> **What is needed**: Every line of the records that holds the word "JSON" should be copied out.

[Supplied records]

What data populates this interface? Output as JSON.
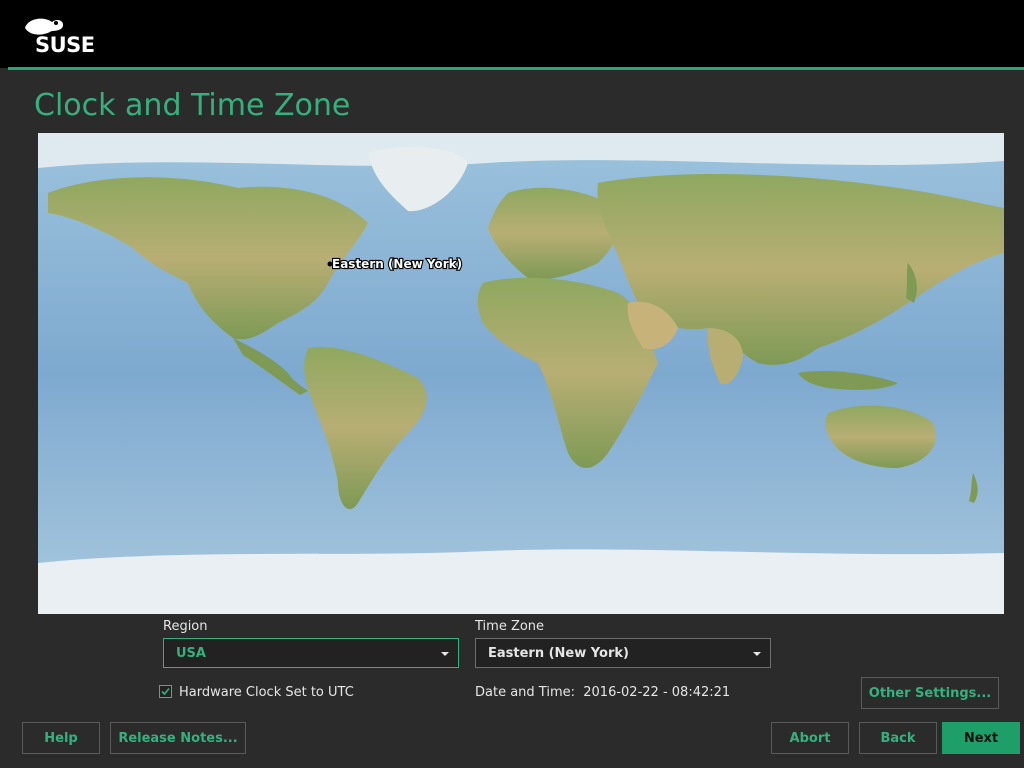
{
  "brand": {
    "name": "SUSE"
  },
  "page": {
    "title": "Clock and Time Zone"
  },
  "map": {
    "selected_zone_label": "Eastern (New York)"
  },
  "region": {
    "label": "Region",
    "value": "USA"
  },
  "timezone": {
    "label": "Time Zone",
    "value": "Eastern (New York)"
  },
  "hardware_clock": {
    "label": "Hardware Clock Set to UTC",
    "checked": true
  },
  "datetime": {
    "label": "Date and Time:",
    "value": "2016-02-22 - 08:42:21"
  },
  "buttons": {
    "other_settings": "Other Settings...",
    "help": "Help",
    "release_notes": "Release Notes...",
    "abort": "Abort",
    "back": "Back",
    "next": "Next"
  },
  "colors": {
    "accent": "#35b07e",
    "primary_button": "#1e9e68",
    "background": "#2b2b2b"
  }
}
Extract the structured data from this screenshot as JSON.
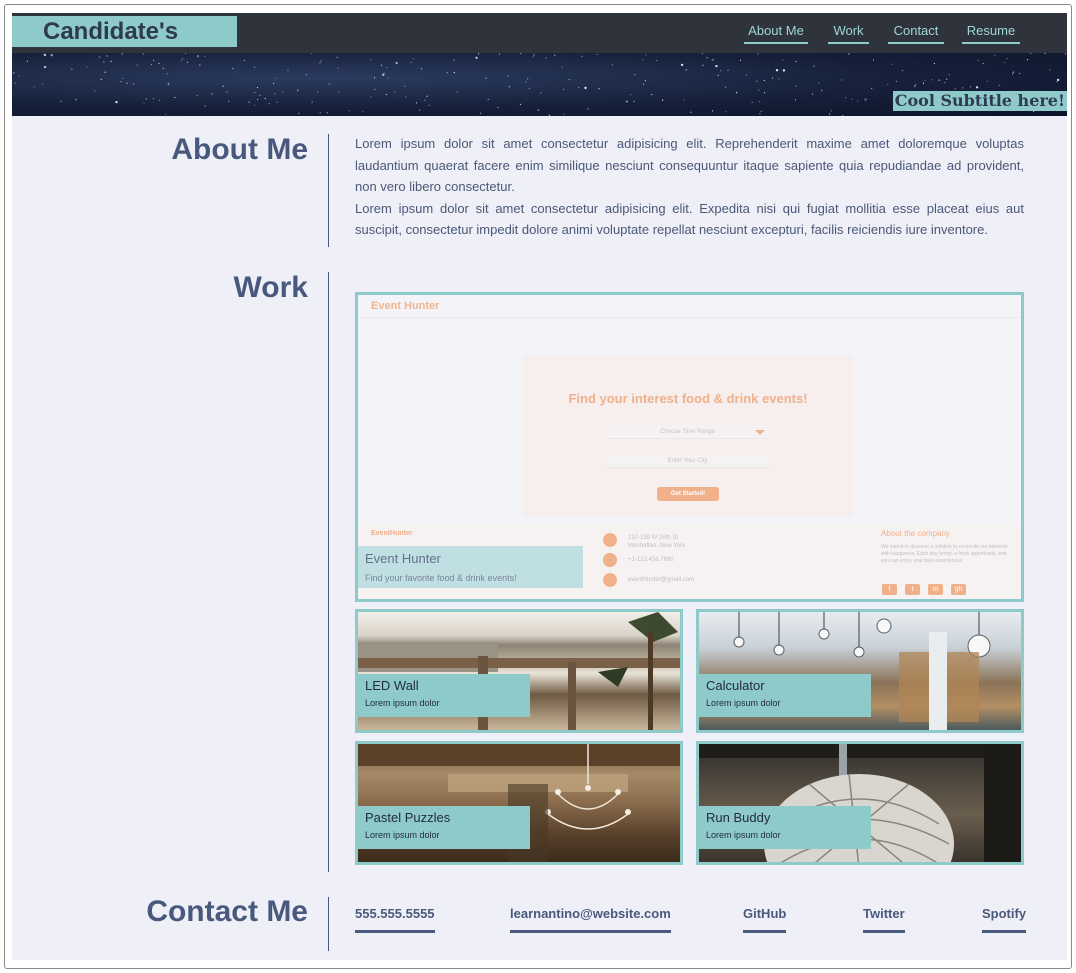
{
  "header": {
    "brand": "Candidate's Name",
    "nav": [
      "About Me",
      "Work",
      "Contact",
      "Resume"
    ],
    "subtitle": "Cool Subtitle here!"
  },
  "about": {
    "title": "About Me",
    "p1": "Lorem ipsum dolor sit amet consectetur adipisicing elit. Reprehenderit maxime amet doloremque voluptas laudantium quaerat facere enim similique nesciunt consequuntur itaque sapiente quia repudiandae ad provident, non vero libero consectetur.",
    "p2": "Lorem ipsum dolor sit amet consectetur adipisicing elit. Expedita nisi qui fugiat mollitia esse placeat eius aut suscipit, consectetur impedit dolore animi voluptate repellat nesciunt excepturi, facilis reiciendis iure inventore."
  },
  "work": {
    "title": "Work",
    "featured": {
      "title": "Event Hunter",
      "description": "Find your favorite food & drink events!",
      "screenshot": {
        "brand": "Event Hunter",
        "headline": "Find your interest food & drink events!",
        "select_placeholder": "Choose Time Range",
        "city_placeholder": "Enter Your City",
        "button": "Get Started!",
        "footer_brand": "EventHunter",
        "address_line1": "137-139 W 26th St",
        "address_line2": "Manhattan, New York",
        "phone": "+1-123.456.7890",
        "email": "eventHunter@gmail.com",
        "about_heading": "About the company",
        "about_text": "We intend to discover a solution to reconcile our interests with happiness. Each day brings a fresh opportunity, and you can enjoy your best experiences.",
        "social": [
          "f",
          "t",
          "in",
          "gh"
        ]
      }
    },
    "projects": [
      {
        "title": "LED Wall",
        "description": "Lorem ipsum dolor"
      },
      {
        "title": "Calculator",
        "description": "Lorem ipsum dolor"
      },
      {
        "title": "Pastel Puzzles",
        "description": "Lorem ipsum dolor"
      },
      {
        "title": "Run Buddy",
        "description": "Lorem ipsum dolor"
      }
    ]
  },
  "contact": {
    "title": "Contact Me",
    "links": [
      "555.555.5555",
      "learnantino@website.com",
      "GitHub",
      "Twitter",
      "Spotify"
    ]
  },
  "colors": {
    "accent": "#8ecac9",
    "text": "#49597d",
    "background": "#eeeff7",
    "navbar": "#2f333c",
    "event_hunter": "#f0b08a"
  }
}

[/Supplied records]
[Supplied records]

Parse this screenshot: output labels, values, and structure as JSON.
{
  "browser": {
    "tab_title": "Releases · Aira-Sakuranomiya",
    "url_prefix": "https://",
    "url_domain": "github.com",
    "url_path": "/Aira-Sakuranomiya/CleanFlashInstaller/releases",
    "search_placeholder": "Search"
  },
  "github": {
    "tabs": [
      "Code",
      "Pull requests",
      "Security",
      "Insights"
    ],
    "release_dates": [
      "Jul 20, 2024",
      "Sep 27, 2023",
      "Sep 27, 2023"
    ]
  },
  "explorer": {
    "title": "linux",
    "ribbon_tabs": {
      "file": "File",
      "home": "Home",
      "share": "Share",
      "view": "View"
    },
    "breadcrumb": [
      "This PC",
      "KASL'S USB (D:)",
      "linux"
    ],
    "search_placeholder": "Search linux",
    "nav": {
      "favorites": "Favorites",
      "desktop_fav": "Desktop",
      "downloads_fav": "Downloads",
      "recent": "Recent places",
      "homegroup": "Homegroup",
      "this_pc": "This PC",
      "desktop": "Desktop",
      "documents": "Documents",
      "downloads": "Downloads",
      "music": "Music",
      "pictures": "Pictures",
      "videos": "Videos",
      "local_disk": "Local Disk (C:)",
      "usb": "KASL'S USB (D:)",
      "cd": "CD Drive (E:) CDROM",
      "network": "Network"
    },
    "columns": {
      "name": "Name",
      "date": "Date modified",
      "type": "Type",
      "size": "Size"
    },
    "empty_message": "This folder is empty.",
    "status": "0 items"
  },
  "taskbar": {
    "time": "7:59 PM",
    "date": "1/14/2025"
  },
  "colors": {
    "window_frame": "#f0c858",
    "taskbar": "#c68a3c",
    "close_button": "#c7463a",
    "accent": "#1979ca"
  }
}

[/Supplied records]
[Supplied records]

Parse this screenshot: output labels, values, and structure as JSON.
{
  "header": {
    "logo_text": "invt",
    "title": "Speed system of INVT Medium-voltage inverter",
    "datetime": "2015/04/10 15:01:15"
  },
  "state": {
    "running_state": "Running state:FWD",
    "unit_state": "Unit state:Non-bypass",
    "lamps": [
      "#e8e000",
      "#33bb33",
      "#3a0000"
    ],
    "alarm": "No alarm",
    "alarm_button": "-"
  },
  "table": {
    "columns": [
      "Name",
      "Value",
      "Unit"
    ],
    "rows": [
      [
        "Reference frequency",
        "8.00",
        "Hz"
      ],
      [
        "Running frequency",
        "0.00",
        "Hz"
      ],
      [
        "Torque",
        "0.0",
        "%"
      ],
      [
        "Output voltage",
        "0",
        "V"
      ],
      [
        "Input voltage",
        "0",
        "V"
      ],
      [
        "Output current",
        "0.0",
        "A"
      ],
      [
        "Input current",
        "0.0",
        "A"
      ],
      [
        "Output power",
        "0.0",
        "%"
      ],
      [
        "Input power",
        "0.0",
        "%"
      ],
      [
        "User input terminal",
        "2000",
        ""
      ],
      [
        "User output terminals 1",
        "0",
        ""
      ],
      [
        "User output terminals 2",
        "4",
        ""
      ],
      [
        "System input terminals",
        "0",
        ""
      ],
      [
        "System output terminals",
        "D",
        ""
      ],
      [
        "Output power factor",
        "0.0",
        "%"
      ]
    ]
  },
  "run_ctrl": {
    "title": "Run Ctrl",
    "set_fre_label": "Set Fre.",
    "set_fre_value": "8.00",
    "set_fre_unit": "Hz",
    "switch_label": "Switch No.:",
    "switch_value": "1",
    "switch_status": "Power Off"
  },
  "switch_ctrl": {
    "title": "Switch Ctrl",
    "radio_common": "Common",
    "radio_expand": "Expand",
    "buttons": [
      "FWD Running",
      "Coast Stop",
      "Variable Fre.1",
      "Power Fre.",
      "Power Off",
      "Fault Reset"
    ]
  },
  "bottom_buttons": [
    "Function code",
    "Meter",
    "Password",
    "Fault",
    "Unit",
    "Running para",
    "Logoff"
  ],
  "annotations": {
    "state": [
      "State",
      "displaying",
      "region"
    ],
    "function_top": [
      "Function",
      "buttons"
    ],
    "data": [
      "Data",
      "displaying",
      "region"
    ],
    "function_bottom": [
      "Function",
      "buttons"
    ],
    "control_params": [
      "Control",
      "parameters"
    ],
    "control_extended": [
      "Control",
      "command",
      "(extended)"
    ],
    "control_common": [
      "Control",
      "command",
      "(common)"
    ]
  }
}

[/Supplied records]

> **Task answer**:
What data populates this interface? Output as JSON.
Extract the structured data from this screenshot as JSON.
Parse this screenshot: output labels, values, and structure as JSON.
Parse this screenshot: output labels, values, and structure as JSON.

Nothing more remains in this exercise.